  8. ^ "...عبد السلام: قناة المسيرة مستمرة". Retrieved 27 February 2016.
  9. ^ صنعاء ــ عبدالله الحبابي (29 September 2015). "تويتر يوقف حساب قناة "المسيرة" الحوثية". alaraby. Retrieved 27 February 2016.
  10. ^ "Khaled al-Washli - Journalists Killed - Committee to Protect Journalists". Retrieved 2015-11-25.
  11. ^ "Journalist among four killed in Yemen blast". The Daily Star Newspaper - Lebanon.
  12. ^ "Journalist among four killed in Yemen blast". January 5, 2015.
  13. ^ "Bilal Sharaf al-Deen - Journalists Killed - Committee to Protect Journalists". Retrieved 2015-11-25.
  14. ^ "CPJ urges full, independent investigation into killing of journalists in Yemen". Committee to Protect Journalists. 2 February 2016. Retrieved 11 February 2016.
  15. ^ a b "Further media violations in Yemen: another journalist dead and a newspaper silenced". International Federation of Journalists (IFJ). 27 January 2016. Archived from the original on 10 February 2016.
  16. ^ "Director-General condemns killing of media worker Hashem Al Hamran in Yemen". UN Educational, Scientific and Cultural Organization. 9 February 2016. Archived from the original on 10 February 2016.
Last edited on 11 April 2021, at 21:56
Content is available under CC BY-SA 3.0 unless otherwise noted.

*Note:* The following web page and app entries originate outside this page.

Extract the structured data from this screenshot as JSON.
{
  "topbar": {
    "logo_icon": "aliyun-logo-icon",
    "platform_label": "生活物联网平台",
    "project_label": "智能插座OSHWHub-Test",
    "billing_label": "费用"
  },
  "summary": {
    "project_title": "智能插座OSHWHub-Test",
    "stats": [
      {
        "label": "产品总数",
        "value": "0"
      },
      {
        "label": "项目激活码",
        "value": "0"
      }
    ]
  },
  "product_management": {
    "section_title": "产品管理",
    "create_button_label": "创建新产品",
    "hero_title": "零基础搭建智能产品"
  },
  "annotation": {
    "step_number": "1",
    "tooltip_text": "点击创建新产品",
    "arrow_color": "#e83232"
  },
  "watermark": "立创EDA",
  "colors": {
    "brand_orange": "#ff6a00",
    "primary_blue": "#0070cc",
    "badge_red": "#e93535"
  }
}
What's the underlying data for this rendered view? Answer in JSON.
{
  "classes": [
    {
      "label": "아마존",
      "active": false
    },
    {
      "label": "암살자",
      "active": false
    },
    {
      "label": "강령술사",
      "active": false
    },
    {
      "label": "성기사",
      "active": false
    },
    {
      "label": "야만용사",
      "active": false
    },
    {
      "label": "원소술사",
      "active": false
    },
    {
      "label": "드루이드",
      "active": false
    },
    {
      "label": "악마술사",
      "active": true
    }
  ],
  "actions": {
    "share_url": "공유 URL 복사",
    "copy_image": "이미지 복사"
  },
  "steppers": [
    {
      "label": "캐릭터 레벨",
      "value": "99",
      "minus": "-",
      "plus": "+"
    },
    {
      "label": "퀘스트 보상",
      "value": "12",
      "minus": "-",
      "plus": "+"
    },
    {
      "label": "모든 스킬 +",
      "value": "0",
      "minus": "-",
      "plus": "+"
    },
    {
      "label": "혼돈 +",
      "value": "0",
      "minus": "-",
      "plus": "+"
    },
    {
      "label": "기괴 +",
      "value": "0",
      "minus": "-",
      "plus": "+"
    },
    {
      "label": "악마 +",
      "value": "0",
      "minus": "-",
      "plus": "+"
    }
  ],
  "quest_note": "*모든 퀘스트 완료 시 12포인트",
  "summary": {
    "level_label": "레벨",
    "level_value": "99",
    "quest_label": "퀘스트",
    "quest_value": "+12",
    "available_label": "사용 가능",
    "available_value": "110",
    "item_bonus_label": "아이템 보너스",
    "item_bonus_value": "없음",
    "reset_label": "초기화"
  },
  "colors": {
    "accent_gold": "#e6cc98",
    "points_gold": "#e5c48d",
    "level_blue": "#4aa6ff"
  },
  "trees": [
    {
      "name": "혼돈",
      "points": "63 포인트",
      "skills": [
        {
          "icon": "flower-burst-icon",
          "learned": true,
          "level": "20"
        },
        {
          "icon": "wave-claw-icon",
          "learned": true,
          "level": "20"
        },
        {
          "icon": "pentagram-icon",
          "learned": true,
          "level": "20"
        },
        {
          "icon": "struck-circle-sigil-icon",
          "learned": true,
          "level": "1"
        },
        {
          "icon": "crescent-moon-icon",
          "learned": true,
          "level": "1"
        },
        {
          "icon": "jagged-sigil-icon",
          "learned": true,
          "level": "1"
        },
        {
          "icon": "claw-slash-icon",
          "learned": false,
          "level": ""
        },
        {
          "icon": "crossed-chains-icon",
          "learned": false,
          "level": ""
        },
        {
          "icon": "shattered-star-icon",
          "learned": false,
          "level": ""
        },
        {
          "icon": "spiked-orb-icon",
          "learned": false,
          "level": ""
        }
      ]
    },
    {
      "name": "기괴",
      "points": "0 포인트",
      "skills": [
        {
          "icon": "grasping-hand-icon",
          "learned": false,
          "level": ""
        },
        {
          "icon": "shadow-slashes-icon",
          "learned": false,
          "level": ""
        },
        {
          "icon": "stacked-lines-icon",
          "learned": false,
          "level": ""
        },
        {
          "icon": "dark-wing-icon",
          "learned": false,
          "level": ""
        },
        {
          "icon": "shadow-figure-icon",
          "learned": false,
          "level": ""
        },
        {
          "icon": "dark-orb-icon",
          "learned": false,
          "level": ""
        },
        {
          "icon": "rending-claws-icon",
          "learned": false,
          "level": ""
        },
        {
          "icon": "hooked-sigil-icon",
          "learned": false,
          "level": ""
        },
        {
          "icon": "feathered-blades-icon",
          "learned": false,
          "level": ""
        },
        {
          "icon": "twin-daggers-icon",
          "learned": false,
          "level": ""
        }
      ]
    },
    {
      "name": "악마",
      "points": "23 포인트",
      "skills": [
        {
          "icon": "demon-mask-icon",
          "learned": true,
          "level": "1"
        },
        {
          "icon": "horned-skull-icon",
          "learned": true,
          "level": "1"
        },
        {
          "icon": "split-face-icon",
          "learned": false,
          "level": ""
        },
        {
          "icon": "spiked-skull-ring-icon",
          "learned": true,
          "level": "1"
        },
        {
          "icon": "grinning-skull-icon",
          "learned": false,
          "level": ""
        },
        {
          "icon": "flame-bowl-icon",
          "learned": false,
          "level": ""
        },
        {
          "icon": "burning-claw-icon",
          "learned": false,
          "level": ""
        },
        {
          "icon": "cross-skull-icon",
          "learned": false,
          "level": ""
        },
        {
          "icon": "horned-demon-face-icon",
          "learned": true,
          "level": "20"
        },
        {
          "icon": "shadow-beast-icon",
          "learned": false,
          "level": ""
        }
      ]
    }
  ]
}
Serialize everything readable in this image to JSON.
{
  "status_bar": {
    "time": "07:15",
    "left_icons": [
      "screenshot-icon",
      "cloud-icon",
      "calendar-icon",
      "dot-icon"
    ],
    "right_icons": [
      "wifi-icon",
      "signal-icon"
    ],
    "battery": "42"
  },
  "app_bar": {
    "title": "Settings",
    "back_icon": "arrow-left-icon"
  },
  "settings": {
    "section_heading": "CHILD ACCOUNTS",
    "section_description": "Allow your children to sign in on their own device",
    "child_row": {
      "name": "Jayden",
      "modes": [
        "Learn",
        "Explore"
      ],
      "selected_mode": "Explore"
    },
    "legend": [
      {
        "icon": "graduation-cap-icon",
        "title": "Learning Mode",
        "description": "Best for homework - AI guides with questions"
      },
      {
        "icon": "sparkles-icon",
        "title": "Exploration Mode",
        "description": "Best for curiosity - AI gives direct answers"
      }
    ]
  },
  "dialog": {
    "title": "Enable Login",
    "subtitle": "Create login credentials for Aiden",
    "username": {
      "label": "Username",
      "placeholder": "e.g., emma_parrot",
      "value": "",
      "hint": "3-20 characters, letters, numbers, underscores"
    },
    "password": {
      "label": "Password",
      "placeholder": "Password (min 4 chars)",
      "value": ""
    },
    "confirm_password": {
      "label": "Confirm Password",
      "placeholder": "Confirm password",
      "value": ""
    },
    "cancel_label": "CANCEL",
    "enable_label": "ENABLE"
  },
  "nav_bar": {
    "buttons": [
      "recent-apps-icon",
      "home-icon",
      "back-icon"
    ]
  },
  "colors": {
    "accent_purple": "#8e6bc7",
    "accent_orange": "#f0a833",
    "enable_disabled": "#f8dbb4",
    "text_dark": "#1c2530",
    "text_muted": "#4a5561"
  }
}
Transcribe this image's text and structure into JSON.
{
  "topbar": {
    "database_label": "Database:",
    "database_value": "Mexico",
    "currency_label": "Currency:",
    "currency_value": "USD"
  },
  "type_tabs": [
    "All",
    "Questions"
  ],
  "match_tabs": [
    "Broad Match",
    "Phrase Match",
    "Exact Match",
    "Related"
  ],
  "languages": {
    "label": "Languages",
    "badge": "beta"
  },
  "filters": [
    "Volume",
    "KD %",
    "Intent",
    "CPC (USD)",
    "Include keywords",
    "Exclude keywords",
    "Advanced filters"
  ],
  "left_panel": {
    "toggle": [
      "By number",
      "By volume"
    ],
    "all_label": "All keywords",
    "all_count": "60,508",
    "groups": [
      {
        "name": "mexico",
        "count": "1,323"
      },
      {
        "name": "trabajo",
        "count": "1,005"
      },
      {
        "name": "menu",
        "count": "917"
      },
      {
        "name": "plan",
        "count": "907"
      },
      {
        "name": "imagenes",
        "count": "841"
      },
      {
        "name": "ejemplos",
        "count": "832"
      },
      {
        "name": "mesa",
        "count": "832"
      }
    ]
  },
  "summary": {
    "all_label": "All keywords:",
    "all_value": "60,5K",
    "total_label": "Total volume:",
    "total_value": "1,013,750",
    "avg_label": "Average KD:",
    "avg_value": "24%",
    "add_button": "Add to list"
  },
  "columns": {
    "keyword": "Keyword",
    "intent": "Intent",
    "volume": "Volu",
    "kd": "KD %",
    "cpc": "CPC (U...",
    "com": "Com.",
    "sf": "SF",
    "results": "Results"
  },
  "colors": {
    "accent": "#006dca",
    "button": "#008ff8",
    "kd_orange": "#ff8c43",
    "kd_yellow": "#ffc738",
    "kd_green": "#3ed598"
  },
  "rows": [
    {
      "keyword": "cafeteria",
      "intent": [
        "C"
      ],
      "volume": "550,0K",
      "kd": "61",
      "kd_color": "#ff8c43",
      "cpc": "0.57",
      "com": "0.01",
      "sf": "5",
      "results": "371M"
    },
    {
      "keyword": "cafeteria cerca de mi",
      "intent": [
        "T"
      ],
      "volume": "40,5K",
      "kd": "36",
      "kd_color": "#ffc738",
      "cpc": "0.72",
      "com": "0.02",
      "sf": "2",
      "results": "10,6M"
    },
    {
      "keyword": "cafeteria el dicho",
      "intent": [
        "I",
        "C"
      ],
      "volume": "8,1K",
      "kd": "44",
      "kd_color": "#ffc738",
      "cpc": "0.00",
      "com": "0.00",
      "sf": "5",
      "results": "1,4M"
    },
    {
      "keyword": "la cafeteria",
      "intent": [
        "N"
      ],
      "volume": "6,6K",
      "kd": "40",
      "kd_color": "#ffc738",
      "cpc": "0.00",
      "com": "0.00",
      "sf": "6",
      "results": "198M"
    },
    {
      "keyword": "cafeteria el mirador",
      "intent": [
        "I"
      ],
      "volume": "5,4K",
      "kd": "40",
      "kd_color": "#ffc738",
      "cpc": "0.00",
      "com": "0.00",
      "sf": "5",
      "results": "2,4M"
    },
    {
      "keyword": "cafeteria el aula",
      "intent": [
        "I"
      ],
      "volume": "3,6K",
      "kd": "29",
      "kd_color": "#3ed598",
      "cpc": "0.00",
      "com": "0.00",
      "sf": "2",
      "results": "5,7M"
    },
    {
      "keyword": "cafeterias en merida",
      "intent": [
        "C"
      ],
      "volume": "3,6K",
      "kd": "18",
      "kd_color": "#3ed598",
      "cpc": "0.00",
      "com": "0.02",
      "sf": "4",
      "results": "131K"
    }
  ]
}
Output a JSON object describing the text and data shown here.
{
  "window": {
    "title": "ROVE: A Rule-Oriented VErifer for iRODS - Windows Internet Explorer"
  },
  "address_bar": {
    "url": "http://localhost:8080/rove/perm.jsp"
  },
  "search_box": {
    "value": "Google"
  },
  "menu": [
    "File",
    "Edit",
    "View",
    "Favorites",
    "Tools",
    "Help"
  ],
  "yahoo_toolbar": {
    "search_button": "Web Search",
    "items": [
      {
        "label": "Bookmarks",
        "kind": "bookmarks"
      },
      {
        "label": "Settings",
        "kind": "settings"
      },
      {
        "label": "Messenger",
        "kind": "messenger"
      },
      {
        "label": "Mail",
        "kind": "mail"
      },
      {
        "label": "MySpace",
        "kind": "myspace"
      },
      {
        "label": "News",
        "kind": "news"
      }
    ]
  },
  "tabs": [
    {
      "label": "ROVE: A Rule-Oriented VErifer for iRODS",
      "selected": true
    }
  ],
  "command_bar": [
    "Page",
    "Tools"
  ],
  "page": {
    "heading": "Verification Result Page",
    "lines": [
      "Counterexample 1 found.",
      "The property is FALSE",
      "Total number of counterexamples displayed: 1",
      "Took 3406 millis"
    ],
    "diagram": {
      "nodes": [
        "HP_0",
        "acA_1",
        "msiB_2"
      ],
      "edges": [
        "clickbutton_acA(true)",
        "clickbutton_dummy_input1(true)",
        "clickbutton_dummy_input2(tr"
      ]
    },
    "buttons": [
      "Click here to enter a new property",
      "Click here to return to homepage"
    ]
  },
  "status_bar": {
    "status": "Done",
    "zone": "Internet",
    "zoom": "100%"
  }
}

Privacy policy
Terms of Use
HomeRandomNearbyLog inSettingsDonateAbout WikipediaDisclaimers